Josh Lachkovic

#firstsevenjobs (and my first four failed childhood business ventures)

I rarely take part in many Twitter memes, but one caught my eye this weekend that I loved: #firstsevenjobs.

Most people’s sixth or seventh jobs were roughly in the fields they were working now. But it was the first few that were most interesting for everyone.

I only listed jobs which in the end made me some money. Here were a few of those first failed projects from working as a kid.

1. Girl pop group manager and booker

In year five, I remember a group of girls in our primary school getting together to form a band. I was their manager, which meant I tried selling tickets to see them sing at lunch times in the annexe in the courtyard.

Key learning
Most importantly: promotion — or lack there of. Turns out turning up and expecting money was not all it took. After lunchtime two, they decided to get rid of me and take their singing to the masses, (i.e. the football field). Turns out they pre-empted the need to connect correctly directly to their audience way before I did.

2. Record producer and manager

Not to be one kept down by the music machine, a then took on the recording and managing responsibilities of another friend. This time, we wanted to skip the small time playground and go straight to the big bucks.

In break times, we recorded our first demo. I recorded it and sent it out to Virgin Records. We never received a response.

Key learning
Pitching needs to be way more refined. I may have addressed the tape to Richard Branson, but the address I’m certain was a pretty generic one (Richard Branson, Virgin Records, London, the UK). Plus not nearly enough hustle.

3. Christmas lyrics book publisher

Fast forward to year six and I was quite the pro on Microsoft Publisher. As Christmas season approached, I decided to produce my first publication: a lyrics booklet for Christmas songs. The plan was to print them and distribute them at school.

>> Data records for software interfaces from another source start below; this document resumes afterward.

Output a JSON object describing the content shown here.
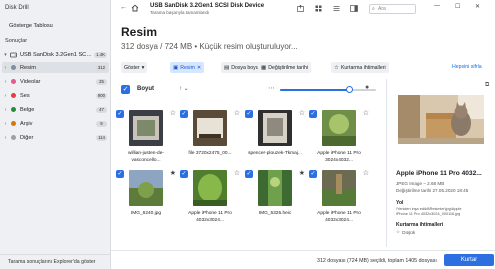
{
  "app": {
    "title": "Disk Drill"
  },
  "sidebar": {
    "dashboard": "Gösterge Tablosu",
    "section": "Sonuçlar",
    "device": {
      "label": "USB SanDisk 3.2Gen1 SCS...",
      "count": "1.4K"
    },
    "items": [
      {
        "label": "Resim",
        "count": "312",
        "icon": "image-icon",
        "active": true,
        "color": "#7c8fa6"
      },
      {
        "label": "Videolar",
        "count": "25",
        "icon": "video-icon",
        "active": false,
        "color": "#e45b8b"
      },
      {
        "label": "Ses",
        "count": "900",
        "icon": "audio-icon",
        "active": false,
        "color": "#e53e3e"
      },
      {
        "label": "Belge",
        "count": "47",
        "icon": "document-icon",
        "active": false,
        "color": "#2b8a3e"
      },
      {
        "label": "Arşiv",
        "count": "9",
        "icon": "archive-icon",
        "active": false,
        "color": "#d97706"
      },
      {
        "label": "Diğer",
        "count": "114",
        "icon": "other-icon",
        "active": false,
        "color": "#9aa0a6"
      }
    ],
    "footer": "Tarama sonuçlarını Explorer'da göster"
  },
  "header": {
    "device_title": "USB SanDisk 3.2Gen1 SCSI Disk Device",
    "device_sub": "Tarama başarıyla tamamlandı",
    "search_placeholder": "Ara"
  },
  "main": {
    "title": "Resim",
    "subtitle": "312 dosya / 724 MB • Küçük resim oluşturuluyor...",
    "filters": [
      {
        "label": "Göster",
        "icon": "chevron-down-icon",
        "active": false
      },
      {
        "label": "Resim",
        "icon": "image-icon",
        "active": true
      },
      {
        "label": "Dosya boyutu",
        "icon": "file-size-icon",
        "active": false
      },
      {
        "label": "Değiştirilme tarihi",
        "icon": "calendar-icon",
        "active": false
      },
      {
        "label": "Kurtarma ihtimalleri",
        "icon": "star-icon",
        "active": false
      }
    ],
    "select_all": "Hepsini sifrla",
    "sort_label": "Boyut"
  },
  "files": [
    {
      "name": "willian-justen-de-vasconcello...",
      "star": "empty"
    },
    {
      "name": "file 3720x2475_00...",
      "star": "empty"
    },
    {
      "name": "spencer-plouzek-Tkmaj...",
      "star": "empty"
    },
    {
      "name": "Apple iPhone 11 Pro 3024x4032...",
      "star": "empty"
    },
    {
      "name": "IMG_6240.jpg",
      "star": "filled"
    },
    {
      "name": "Apple iPhone 11 Pro 4032x3024...",
      "star": "empty"
    },
    {
      "name": "IMG_5325.heic",
      "star": "filled"
    },
    {
      "name": "Apple iPhone 11 Pro 4032x3024...",
      "star": "empty"
    }
  ],
  "preview": {
    "title": "Apple iPhone 11 Pro 4032...",
    "type": "JPEG Image – 2.68 MB",
    "date": "Değiştirilme tarihi 27.05.2020 18:45",
    "path_label": "Yol",
    "path_line1": "\\Yeniden inşa edildi\\Resimler\\jpg\\Apple",
    "path_line2": "iPhone 11 Pro 4032x3024_000116.jpg",
    "chances_label": "Kurtarma ihtimalleri",
    "chances_value": "Düşük"
  },
  "footer": {
    "summary": "312 dosyası (724 MB) seçildi, toplam 1405 dosyası",
    "recover": "Kurtar"
  }
}
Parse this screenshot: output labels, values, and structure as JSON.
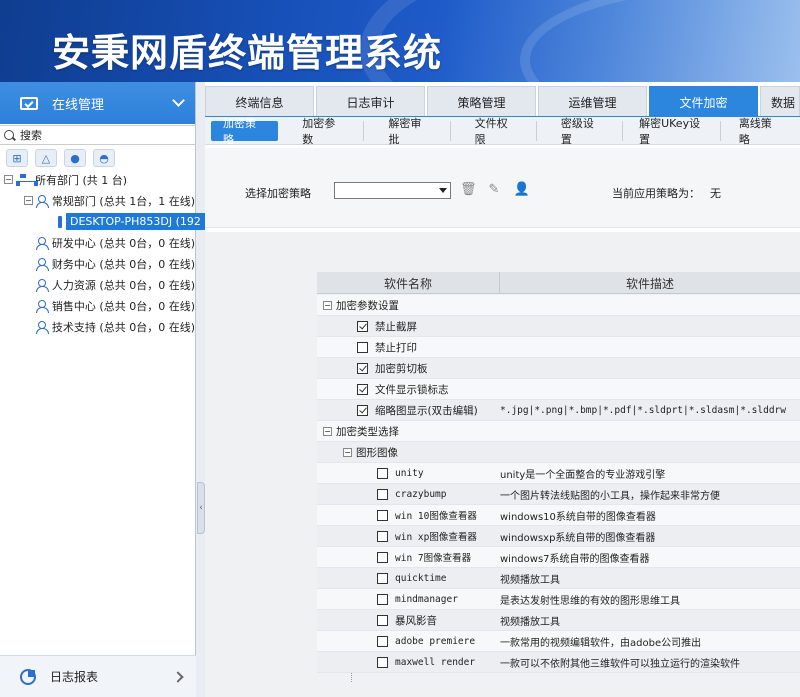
{
  "app": {
    "title": "安秉网盾终端管理系统"
  },
  "sidebar": {
    "header_label": "在线管理",
    "search_label": "搜索",
    "os_icons": [
      "windows-icon",
      "linux-icon",
      "apple-icon",
      "android-icon"
    ],
    "tree": {
      "root": "所有部门 (共 1 台)",
      "dept_main": "常规部门 (总共 1台，1 在线)",
      "device": "DESKTOP-PH853DJ (192",
      "depts": [
        "研发中心 (总共 0台，0 在线)",
        "财务中心 (总共 0台，0 在线)",
        "人力资源 (总共 0台，0 在线)",
        "销售中心 (总共 0台，0 在线)",
        "技术支持 (总共 0台，0 在线)"
      ]
    },
    "footer_label": "日志报表"
  },
  "tabs": [
    "终端信息",
    "日志审计",
    "策略管理",
    "运维管理",
    "文件加密",
    "数据"
  ],
  "subtabs": [
    "加密策略",
    "加密参数",
    "解密审批",
    "文件权限",
    "密级设置",
    "解密UKey设置",
    "离线策略"
  ],
  "policy": {
    "label": "选择加密策略",
    "selected": "",
    "current_label": "当前应用策略为：",
    "current_value": "无"
  },
  "grid": {
    "col_name": "软件名称",
    "col_desc": "软件描述",
    "group1": "加密参数设置",
    "params": [
      {
        "name": "禁止截屏",
        "checked": true,
        "desc": ""
      },
      {
        "name": "禁止打印",
        "checked": false,
        "desc": ""
      },
      {
        "name": "加密剪切板",
        "checked": true,
        "desc": ""
      },
      {
        "name": "文件显示锁标志",
        "checked": true,
        "desc": ""
      },
      {
        "name": "缩略图显示(双击编辑)",
        "checked": true,
        "desc": "*.jpg|*.png|*.bmp|*.pdf|*.sldprt|*.sldasm|*.slddrw"
      }
    ],
    "group2": "加密类型选择",
    "subgroup": "图形图像",
    "apps": [
      {
        "name": "unity",
        "desc": "unity是一个全面整合的专业游戏引擎"
      },
      {
        "name": "crazybump",
        "desc": "一个图片转法线贴图的小工具，操作起来非常方便"
      },
      {
        "name": "win 10图像查看器",
        "desc": "windows10系统自带的图像查看器"
      },
      {
        "name": "win xp图像查看器",
        "desc": "windowsxp系统自带的图像查看器"
      },
      {
        "name": "win 7图像查看器",
        "desc": "windows7系统自带的图像查看器"
      },
      {
        "name": "quicktime",
        "desc": "视频播放工具"
      },
      {
        "name": "mindmanager",
        "desc": "是表达发射性思维的有效的图形思维工具"
      },
      {
        "name": "暴风影音",
        "desc": "视频播放工具"
      },
      {
        "name": "adobe premiere",
        "desc": "一款常用的视频编辑软件，由adobe公司推出"
      },
      {
        "name": "maxwell render",
        "desc": "一款可以不依附其他三维软件可以独立运行的渲染软件"
      }
    ]
  },
  "colors": {
    "accent": "#2d86dd",
    "banner": "#1750b8",
    "selection": "#1e7ad9"
  }
}
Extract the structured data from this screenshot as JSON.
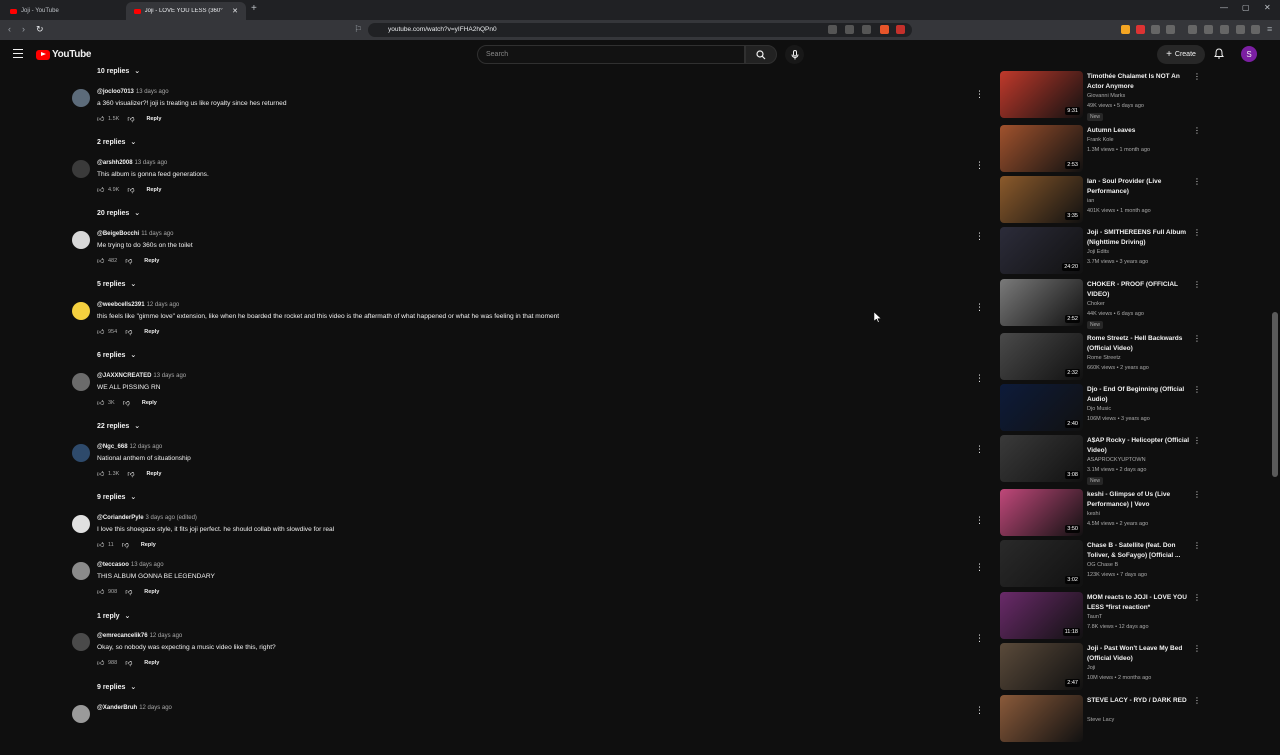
{
  "browser": {
    "tabs": [
      {
        "label": "Joji - YouTube"
      },
      {
        "label": "Joji - LOVE YOU LESS (360° V"
      }
    ],
    "url": "youtube.com/watch?v=yIFHA2hQPn0"
  },
  "header": {
    "logo_text": "YouTube",
    "search_placeholder": "Search",
    "create_label": "Create",
    "avatar_letter": "S"
  },
  "reply_toggles": [
    "10 replies",
    "2 replies",
    "20 replies",
    "5 replies",
    "6 replies",
    "22 replies",
    "9 replies",
    "1 reply",
    "9 replies"
  ],
  "comments": [
    {
      "user": "@jocloo7013",
      "time": "13 days ago",
      "text": "a 360 visualizer?! joji is treating us like royalty since hes returned",
      "likes": "1.5K",
      "reply": "Reply",
      "avatar_color": "#5c6b7a"
    },
    {
      "user": "@arshh2008",
      "time": "13 days ago",
      "text": "This album is gonna feed generations.",
      "likes": "4.9K",
      "reply": "Reply",
      "avatar_color": "#3a3a3a"
    },
    {
      "user": "@BeigeBocchi",
      "time": "11 days ago",
      "text": "Me trying to do 360s on the toilet",
      "likes": "482",
      "reply": "Reply",
      "avatar_color": "#d8d8d8"
    },
    {
      "user": "@weebcells2391",
      "time": "12 days ago",
      "text": "this feels like \"gimme love\" extension, like when he boarded the rocket and this video is the aftermath of what happened or what he was feeling in that moment",
      "likes": "954",
      "reply": "Reply",
      "avatar_color": "#f4d03f"
    },
    {
      "user": "@JAXXNCREATED",
      "time": "13 days ago",
      "text": "WE ALL PISSING RN",
      "likes": "3K",
      "reply": "Reply",
      "avatar_color": "#6b6b6b"
    },
    {
      "user": "@Ngc_668",
      "time": "12 days ago",
      "text": "National anthem of situationship",
      "likes": "1.3K",
      "reply": "Reply",
      "avatar_color": "#2e4a6b"
    },
    {
      "user": "@CorianderPyle",
      "time": "3 days ago (edited)",
      "text": "I love this shoegaze style, it fits joji perfect. he should collab with slowdive for real",
      "likes": "11",
      "reply": "Reply",
      "avatar_color": "#e0e0e0"
    },
    {
      "user": "@teccasoo",
      "time": "13 days ago",
      "text": "THIS ALBUM GONNA BE LEGENDARY",
      "likes": "908",
      "reply": "Reply",
      "avatar_color": "#8a8a8a"
    },
    {
      "user": "@emrecancelik76",
      "time": "12 days ago",
      "text": "Okay, so nobody was expecting a music video like this, right?",
      "likes": "988",
      "reply": "Reply",
      "avatar_color": "#4a4a4a"
    },
    {
      "user": "@XanderBruh",
      "time": "12 days ago",
      "text": "",
      "likes": "",
      "reply": "",
      "avatar_color": "#9a9a9a"
    }
  ],
  "recommendations": [
    {
      "title": "Timothée Chalamet Is NOT An Actor Anymore",
      "channel": "Giovanni Marks",
      "meta": "49K views • 5 days ago",
      "badge": "New",
      "duration": "9:31",
      "thumb_color": "#c0392b"
    },
    {
      "title": "Autumn Leaves",
      "channel": "Frank Kole",
      "meta": "1.3M views • 1 month ago",
      "badge": "",
      "duration": "2:53",
      "thumb_color": "#a0522d"
    },
    {
      "title": "Ian - Soul Provider (Live Performance)",
      "channel": "ian",
      "meta": "401K views • 1 month ago",
      "badge": "",
      "duration": "3:35",
      "thumb_color": "#8b5a2b"
    },
    {
      "title": "Joji - SMITHEREENS Full Album (Nighttime Driving)",
      "channel": "Joji Edits",
      "meta": "3.7M views • 3 years ago",
      "badge": "",
      "duration": "24:20",
      "thumb_color": "#2c2c3a"
    },
    {
      "title": "CHOKER - PROOF (OFFICIAL VIDEO)",
      "channel": "Choker",
      "meta": "44K views • 6 days ago",
      "badge": "New",
      "duration": "2:52",
      "thumb_color": "#7a7a7a"
    },
    {
      "title": "Rome Streetz - Hell Backwards (Official Video)",
      "channel": "Rome Streetz",
      "meta": "660K views • 2 years ago",
      "badge": "",
      "duration": "2:32",
      "thumb_color": "#4a4a4a"
    },
    {
      "title": "Djo - End Of Beginning (Official Audio)",
      "channel": "Djo Music",
      "meta": "106M views • 3 years ago",
      "badge": "",
      "duration": "2:40",
      "thumb_color": "#0d1b3a"
    },
    {
      "title": "A$AP Rocky - Helicopter (Official Video)",
      "channel": "ASAPROCKYUPTOWN",
      "meta": "3.1M views • 2 days ago",
      "badge": "New",
      "duration": "3:08",
      "thumb_color": "#3a3a3a"
    },
    {
      "title": "keshi - Glimpse of Us (Live Performance) | Vevo",
      "channel": "keshi",
      "meta": "4.5M views • 2 years ago",
      "badge": "",
      "duration": "3:50",
      "thumb_color": "#c0487a"
    },
    {
      "title": "Chase B - Satellite (feat. Don Toliver, & SoFaygo) [Official ...",
      "channel": "OG Chase B",
      "meta": "123K views • 7 days ago",
      "badge": "",
      "duration": "3:02",
      "thumb_color": "#2a2a2a"
    },
    {
      "title": "MOM reacts to JOJI - LOVE YOU LESS *first reaction*",
      "channel": "TaunT",
      "meta": "7.8K views • 12 days ago",
      "badge": "",
      "duration": "11:18",
      "thumb_color": "#6a2a6a"
    },
    {
      "title": "Joji - Past Won't Leave My Bed (Official Video)",
      "channel": "Joji",
      "meta": "10M views • 2 months ago",
      "badge": "",
      "duration": "2:47",
      "thumb_color": "#5a4a3a"
    },
    {
      "title": "STEVE LACY - RYD / DARK RED",
      "channel": "Steve Lacy",
      "meta": "",
      "badge": "",
      "duration": "",
      "thumb_color": "#8a5a3a"
    }
  ]
}
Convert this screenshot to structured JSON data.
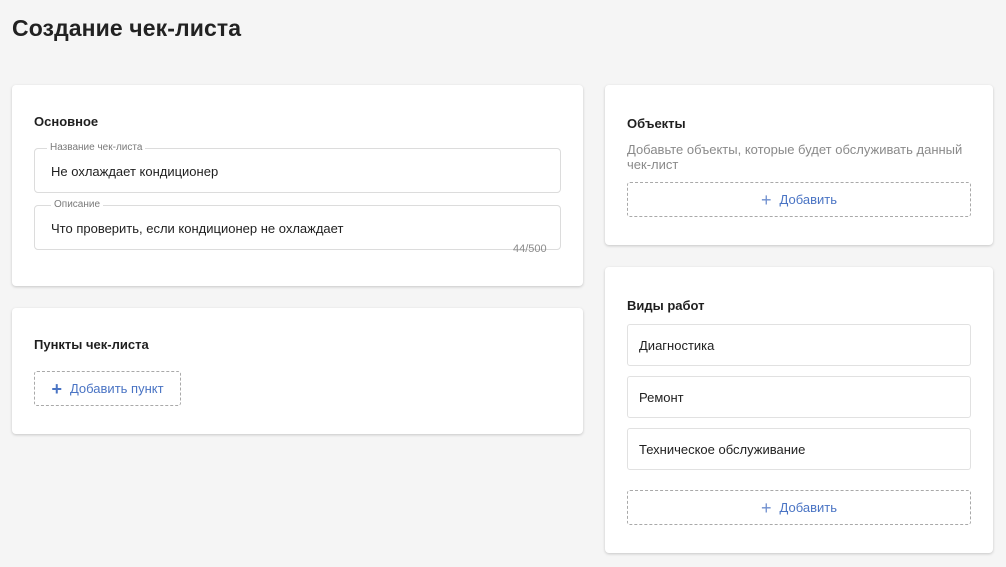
{
  "page": {
    "title": "Создание чек-листа"
  },
  "basic": {
    "title": "Основное",
    "name_field": {
      "label": "Название чек-листа",
      "value": "Не охлаждает кондиционер"
    },
    "description_field": {
      "label": "Описание",
      "value": "Что проверить, если кондиционер не охлаждает",
      "counter": "44/500"
    }
  },
  "checklist_items": {
    "title": "Пункты чек-листа",
    "add_label": "Добавить пункт"
  },
  "objects": {
    "title": "Объекты",
    "hint": "Добавьте объекты, которые будет обслуживать данный чек-лист",
    "add_label": "Добавить"
  },
  "work_types": {
    "title": "Виды работ",
    "items": [
      {
        "label": "Диагностика"
      },
      {
        "label": "Ремонт"
      },
      {
        "label": "Техническое обслуживание"
      }
    ],
    "add_label": "Добавить"
  },
  "icons": {
    "add": "plus-icon"
  },
  "colors": {
    "accent": "#4a74c4",
    "background": "#f5f5f5"
  }
}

Key learning
No-one actually wanted these, plus printing costs on my old HP Desktop were not sustainable for growth. I think I ran out of ink half way through the second print and no-one wanted either.

4. Retro video game consoles seller

My favourite job of my childhood and the only that I started myself that made me money.

In the early 2000s, there was a sweet spot on eBay when the vast majority of the public were scared of it or hadn’t heard of it. What this meant was you could go to a car boot sale, pick up a SNES or Megadrive for a tenner, boxed with plenty of games. Go home, tidy them up a bit and make a good 3–4x on your money. Not bad when you’re 12 and £35 affords you the latest N64 release.

Key learning
You’ve got to reinvest your money to make more of it. Playing Super Smash Bros was great, but then I wanted a new game and no seed money for consoles, I was screwed. Admittedly, I probably had the odd injection of cash from the VC of (grand)parents, to which myself and N64 game collection will be forever grateful for.

After project four, my job roles fell into more similar patterns: paper round, shop sales assistant, etc etc until the eventual career track took place. But my gosh did I have fun in those first failed four business ventures.

What were your early failed childhood business ventures?